As a result of a bankruptcy, there are often errors and updates that need to be updated on a persons credit report. Proper clean up of a bankruptcy effected credit report can lead to improved scores and a much better loan approval. Bankruptcy friendly lenders will require a middle credit score of at least 540 to obtain loan approval if you are currently in Chapter 13.

Loan Approval

Then next step is to determine if you have enough equity in your home to pay off the bankruptcy plan and loan costs. Bankruptcy friendly lenders will lend up to 90% of the value of your home. So if 90% of your home value will pay off the current mortgage, the chapter 13 plan and loan fees, you are in good shape.

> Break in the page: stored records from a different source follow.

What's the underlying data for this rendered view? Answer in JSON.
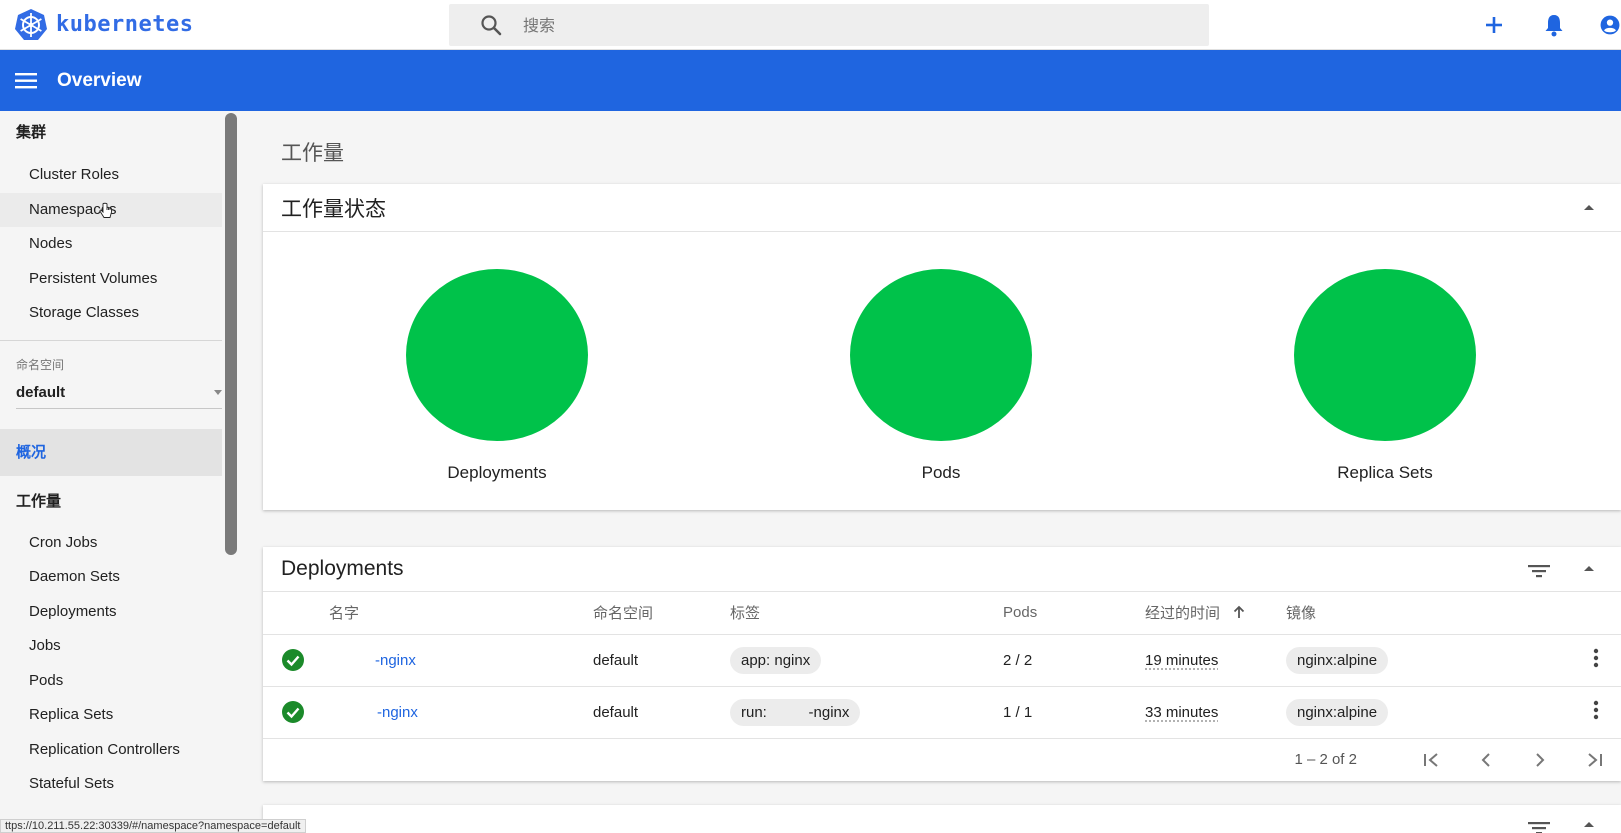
{
  "topbar": {
    "brand": "kubernetes",
    "search_placeholder": "搜索",
    "icons": [
      "add-icon",
      "notifications-icon",
      "account-icon"
    ]
  },
  "appbar": {
    "title": "Overview"
  },
  "sidebar": {
    "cluster_header": "集群",
    "cluster_items": [
      "Cluster Roles",
      "Namespaces",
      "Nodes",
      "Persistent Volumes",
      "Storage Classes"
    ],
    "namespace_label": "命名空间",
    "namespace_value": "default",
    "overview": "概况",
    "workloads_header": "工作量",
    "workload_items": [
      "Cron Jobs",
      "Daemon Sets",
      "Deployments",
      "Jobs",
      "Pods",
      "Replica Sets",
      "Replication Controllers",
      "Stateful Sets"
    ]
  },
  "main": {
    "page_title": "工作量",
    "status_card": {
      "title": "工作量状态",
      "items": [
        {
          "label": "Deployments",
          "color": "#00c24a"
        },
        {
          "label": "Pods",
          "color": "#00c24a"
        },
        {
          "label": "Replica Sets",
          "color": "#00c24a"
        }
      ]
    },
    "deployments_card": {
      "title": "Deployments",
      "columns": [
        "名字",
        "命名空间",
        "标签",
        "Pods",
        "经过的时间",
        "镜像"
      ],
      "rows": [
        {
          "name": "-nginx",
          "namespace": "default",
          "label": "app: nginx",
          "pods": "2 / 2",
          "age": "19 minutes",
          "image": "nginx:alpine"
        },
        {
          "name": "-nginx",
          "namespace": "default",
          "label": "run:          -nginx",
          "pods": "1 / 1",
          "age": "33 minutes",
          "image": "nginx:alpine"
        }
      ],
      "pagination": "1 – 2 of 2"
    }
  },
  "browser_status_url": "ttps://10.211.55.22:30339/#/namespace?namespace=default",
  "colors": {
    "primary": "#1f65e0",
    "brand": "#326ce5",
    "success": "#00c24a",
    "ok_check": "#1b8a2a"
  }
}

Once approved for the mortgage refinance, you need to select the loan structure. There are two strategies to choose from: go with a short-term fixed rate period loan that will have the lowest rate or go with a standard 30 year loan term. The difference between these two options is typically 1% in interest rate. The strategy on the short-term is that over the next 2 years, your credit score will have increased to the mid 600's, you will then qualify for a standard market rate, and you can refinance.

Your bankruptcy attorney and trustee approval

Once you have formal lender approval, you make a request to the bankruptcy trustee to pay off your chapter 13 via the refinance loan. Working on your behalf, your BK attorney will take the loan approval, your home appraisal, and the good faith estimate of loan fees to the trustee for review. If the package is complete and the overall payment is lower, the trustee will typically approve the chapter 13 refinance loan. The trustee will then issue a formal approval, and from this point, the mortgage lender can fund the loan within 3-4 weeks.

Bankruptcy Discharge

When the loan funds, all the creditors are paid off, the attorney gets paid, and the trustee will then issue you a formal discharge of all debt on the payment plan. Your next move is to send letters to the credit agencies updating all your accounts. This is a critical step in establishing your fresh start and the beginning of moving your credit scores up. Now that you have a discharged bankruptcy, you will be eligible for new credit after bankruptcy, which will be required to move your credit scores into the low to mid 600's.